Everyone has bad days, but they will forever remember and think of me as being a RUDE LOSER. Their impression of me, regardless of what kind of person I really am, is RUDE LOSER PERSON. I could be freaking St. Theresa, but if they see me again, they will point fingers and mock, "There she goes! That RUDE LOSER!"

And I'm not really. Not usually. Only sometimes. Very occasionally. When I'm wearing glasses at the grocery story at 10:00 at night. Otherwise, I'm generally happy.

I'll have to remember this next time I encounter a fellow RUDE LOSER.

And check if they're wearing glasses.

Tuesday, September 8, 2009

Interview withThat Girl's offspring

Introducing Mr. Squishy, Little Prince, and Ouro Branco. Say hi.

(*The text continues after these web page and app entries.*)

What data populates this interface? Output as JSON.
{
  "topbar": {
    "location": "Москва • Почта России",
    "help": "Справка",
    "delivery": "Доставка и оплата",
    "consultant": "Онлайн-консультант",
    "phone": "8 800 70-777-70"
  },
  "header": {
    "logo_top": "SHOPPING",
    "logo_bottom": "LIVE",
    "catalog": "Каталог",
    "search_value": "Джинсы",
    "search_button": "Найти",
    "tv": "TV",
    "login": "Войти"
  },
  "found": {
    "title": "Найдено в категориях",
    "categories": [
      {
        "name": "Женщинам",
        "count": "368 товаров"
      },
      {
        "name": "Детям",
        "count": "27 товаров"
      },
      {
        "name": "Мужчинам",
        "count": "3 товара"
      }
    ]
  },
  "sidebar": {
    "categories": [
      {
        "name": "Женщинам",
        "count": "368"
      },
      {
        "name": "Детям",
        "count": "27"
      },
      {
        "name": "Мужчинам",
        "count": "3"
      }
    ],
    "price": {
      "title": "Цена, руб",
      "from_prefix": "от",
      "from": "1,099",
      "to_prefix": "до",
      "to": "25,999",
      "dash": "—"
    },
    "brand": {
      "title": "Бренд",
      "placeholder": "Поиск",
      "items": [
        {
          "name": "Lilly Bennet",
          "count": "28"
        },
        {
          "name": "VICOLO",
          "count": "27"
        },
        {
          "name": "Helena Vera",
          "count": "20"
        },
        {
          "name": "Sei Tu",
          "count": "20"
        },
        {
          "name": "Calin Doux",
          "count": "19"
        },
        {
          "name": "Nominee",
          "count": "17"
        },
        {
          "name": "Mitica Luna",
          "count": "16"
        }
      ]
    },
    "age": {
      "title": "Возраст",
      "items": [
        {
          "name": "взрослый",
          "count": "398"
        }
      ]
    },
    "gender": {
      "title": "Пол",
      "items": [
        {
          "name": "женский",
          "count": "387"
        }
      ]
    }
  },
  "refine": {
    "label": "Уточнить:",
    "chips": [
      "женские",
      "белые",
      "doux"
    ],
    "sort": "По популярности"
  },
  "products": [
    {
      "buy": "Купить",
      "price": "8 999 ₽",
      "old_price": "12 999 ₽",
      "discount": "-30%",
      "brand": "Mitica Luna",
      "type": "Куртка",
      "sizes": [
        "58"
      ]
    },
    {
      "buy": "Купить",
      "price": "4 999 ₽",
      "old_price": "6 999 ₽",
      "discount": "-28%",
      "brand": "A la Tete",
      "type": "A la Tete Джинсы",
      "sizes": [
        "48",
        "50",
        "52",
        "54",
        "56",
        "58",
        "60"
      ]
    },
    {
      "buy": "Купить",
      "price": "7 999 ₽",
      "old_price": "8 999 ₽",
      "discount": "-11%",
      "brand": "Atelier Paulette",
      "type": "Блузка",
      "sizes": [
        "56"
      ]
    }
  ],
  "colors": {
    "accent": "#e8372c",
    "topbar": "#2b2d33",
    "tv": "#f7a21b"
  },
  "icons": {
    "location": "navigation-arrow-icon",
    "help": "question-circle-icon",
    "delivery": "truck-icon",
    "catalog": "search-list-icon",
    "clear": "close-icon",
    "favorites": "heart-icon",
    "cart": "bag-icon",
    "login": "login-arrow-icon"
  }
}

Me: So, where did we go this weekend?

Little Prince: Grandma and Grandpa's house in Utah!
Ouro Branco: Poppa's house. Has tractor.
Mr. Squishy: Ahhh ahh baah bahh ga?

Me: How long does it take to get there?
LP: Ummm ... nine hours. [It was twelve, including three stops.]
OB: [Blank stare.] It's hot.

Me: What did we do in the car?
LP: Well, sleep [yeah right], read, play, sing songs ... lots of stuff.
OB: Cookies!

Me: What was your favorite thing to do at Grandma and Grandpa's house?
LP: The trampoline!
OB: Cake and ice cream!

Me: What was your favorite toy?
LP: The trampoline, Mom. I said that already.
OB: Uncle Brian.

Me: What was your favorite thing to do with Grandpa?
LP: I liked moving the sprinkler pipes. [true story]
OB: Feed sheep corn.

Me: Anything else?
LP: I liked the four-wheeler too. But the trampoline was my favorite.

Me: So are you ready to turn around and go back?
MS: [sniff, sniff] Ah ba ga?